The National Park Service has announced it is banning the use of drones (also known as UAVs, or unmanned aircraft aerial vehicles) in all national parks. Agency director Jonathan Jarvis said in a statement Friday the decision arose from "serious concerns about the negative impact that flying unmanned aircraft is having in parks." More at the Washington Post:
Jarvis said that the new rules are only temporary and will prohibit drone use until the agency can figure out a policy to serve the parks as well as the visitors. Of course, the Park Service notes that the process of figuring out drone-related regulations could "take considerable time." Any permits already issued for unmanned aircraft have been suspended and need to be reviewed and approved again.

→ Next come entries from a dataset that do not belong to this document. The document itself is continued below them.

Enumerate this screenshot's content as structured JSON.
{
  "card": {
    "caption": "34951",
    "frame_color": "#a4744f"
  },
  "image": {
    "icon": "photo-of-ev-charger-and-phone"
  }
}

While the rules are in effect, drones cannot be launched from, landed in or flown over the land or water overseen by the agency, which manages 84 million acres of land and 4.5 million acres of oceans, lakes and reservoirs.
The agency might still use drones from time to time for specific uses: scientific studies, search and rescue operations, wildfires, and the like.
Read the directive here, at the National Park Service website.